Michael Weiner’s spring training tour took him to Port St. Lucie today, where he met the Mets. Adam Rubin reports on the two Met-specific issues that are likely on Weiner’s radar screen:
- Weiner said he has been assured by the commissioner’s office that players’ guaranteed contracts will not be affected by the Wilpons’ legal issues; and
- He has “every expectation” that the Mets aren’t going to mess around with Francisco Rodriguez’s playing time this year in an effort to keep his $17.5 million option from vesting.
It’s not likely that Weiner would have any worries about the guaranteed contracts. Major League Baseball showed with the Rangers last year that it will step in with a line of credit of that’s threatened. Players are going to be paid.
Weiner was more interested, it seems, talking about the Mets as players in the free agency market. He probably realizes, though, that even if the Mets didn’t have Madoff problems, they’re not exactly in a position — competitively speaking — to be leading the market right this moment, so there would be no upside to him complaining about it now. The union wants the Mets as big bidders for players, but it’s not like the union can do anything about it at the moment.
As for the K-Rod option, the Mets know that the union is watching the matter closely, so there’s no need to shoot anything across the team’s bow with respect to the issue. Such a thing is not Weiner’s style anyway. He makes references at the end of Rubin’s article to “arbitration precedent” for a team messing with playing time to save money, and that’s probably enough. Come August, there’s a great chance that the only thing worth talking about the Mets will be K-Rod’s option, so it’s not like the issue is going to fly under the radar. The union will be watching. As will the media.
Giants starter Ty Blach thought he had a one-out single in the bottom of the third inning of Wednesday afternoon’s game in San Francisco, but Rockies third baseman Nolan Arenado had other ideas. Arenado ranged to his left and dove. The ball began to skip away from him, but Arenado quickly re-grabbed the ball, spun around from his knees and whipped a throw across the diamond. He fell on his back like a turtle that had been flipped over as the out on Blach was recorded.

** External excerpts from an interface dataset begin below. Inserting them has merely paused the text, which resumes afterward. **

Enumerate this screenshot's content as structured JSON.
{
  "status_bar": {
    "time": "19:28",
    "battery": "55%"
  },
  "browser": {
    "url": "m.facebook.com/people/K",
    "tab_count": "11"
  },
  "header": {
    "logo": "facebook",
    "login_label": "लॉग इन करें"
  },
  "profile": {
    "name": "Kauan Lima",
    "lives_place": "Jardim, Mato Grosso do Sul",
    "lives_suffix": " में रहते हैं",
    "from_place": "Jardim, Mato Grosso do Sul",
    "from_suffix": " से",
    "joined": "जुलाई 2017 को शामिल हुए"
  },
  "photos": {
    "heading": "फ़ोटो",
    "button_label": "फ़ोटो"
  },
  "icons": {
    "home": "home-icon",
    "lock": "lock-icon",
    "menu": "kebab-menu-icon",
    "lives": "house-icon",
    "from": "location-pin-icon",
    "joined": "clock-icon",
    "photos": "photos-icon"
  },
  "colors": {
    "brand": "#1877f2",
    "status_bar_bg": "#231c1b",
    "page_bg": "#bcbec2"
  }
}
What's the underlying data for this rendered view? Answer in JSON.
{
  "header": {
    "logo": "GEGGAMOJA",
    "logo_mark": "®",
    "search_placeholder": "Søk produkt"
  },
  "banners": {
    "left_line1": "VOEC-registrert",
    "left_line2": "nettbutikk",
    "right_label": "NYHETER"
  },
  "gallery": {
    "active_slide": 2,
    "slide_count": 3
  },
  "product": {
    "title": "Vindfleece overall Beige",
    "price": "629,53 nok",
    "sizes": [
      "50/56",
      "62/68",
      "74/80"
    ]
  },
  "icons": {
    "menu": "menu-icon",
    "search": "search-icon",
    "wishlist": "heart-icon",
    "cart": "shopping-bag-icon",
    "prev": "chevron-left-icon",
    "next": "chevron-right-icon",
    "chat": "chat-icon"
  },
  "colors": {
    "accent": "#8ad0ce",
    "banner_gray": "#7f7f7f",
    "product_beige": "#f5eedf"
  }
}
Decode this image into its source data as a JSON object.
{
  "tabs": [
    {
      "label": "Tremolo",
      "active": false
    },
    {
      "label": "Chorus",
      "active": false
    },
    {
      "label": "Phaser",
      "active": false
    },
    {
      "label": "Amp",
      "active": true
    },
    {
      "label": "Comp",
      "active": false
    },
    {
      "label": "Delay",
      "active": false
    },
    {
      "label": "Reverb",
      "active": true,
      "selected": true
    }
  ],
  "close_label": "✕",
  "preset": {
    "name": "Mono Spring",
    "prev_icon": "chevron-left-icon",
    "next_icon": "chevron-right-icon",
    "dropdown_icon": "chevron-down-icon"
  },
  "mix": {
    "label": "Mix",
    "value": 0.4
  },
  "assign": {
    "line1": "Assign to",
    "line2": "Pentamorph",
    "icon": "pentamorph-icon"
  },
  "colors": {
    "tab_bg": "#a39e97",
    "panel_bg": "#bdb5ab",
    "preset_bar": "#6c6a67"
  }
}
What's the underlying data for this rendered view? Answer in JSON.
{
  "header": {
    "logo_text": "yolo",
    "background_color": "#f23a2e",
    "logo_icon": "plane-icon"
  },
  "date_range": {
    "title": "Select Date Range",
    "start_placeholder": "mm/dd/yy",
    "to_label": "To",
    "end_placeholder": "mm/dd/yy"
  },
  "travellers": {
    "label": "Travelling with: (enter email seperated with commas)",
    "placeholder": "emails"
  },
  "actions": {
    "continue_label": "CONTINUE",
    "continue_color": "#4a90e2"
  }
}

Arenado had also given the Rockies their 2-0 lead in the top of the first inning with a two-run single. He finished 2-for-4 with two RBI on the afternoon. On the season, he’s hitting .294/.346/.547 with 15 home runs, 61 RBI, and 50 runs scored in 348 plate appearances.
Stephen J. Nesbitt and Steph Chambers of the Pittsburgh Post-Gazette have an enthralling report involving umpire John Tumpane. On Wednesday afternoon, prior to the game in Pittsburgh between the Rays and Pirates, Tumpane had finished a run and lunch. As he was crossing the Roberto Clemente Bridge just outside of PNC Park, he noticed a woman climb over the bridge’s railing above the Allegheny River.
Tumpane was worried and headed towards the woman. What began was an act of heroism. He started a conversation with the woman, who said, “I just wanted to get a better look of the city from this side,” and then said, “I’m better off on this side. Just let me go.”
Tumpane refused to let her go. He had his arms wrapped around her and spoke words of encouragement until police and paramedics arrived. As the woman was being put into the ambulance, Tumpane asked for her name and prayed for her. He said he hopes to reconnect with her before he leaves town for the next series. He called it an “interesting afternoon.”
The recap here doesn’t do Chambers and Nesbitt’s reporting justice, so please head over to the Post-Gazette to read the full story.
In a sport in which home plate umpires are some of the only ones wearing caged masks, it’s easy to forget that they are human beings, too. We curse at them for making calls that go against our teams, but they can be capable of greatness, too. Tumpane certainly showed that on Wednesday.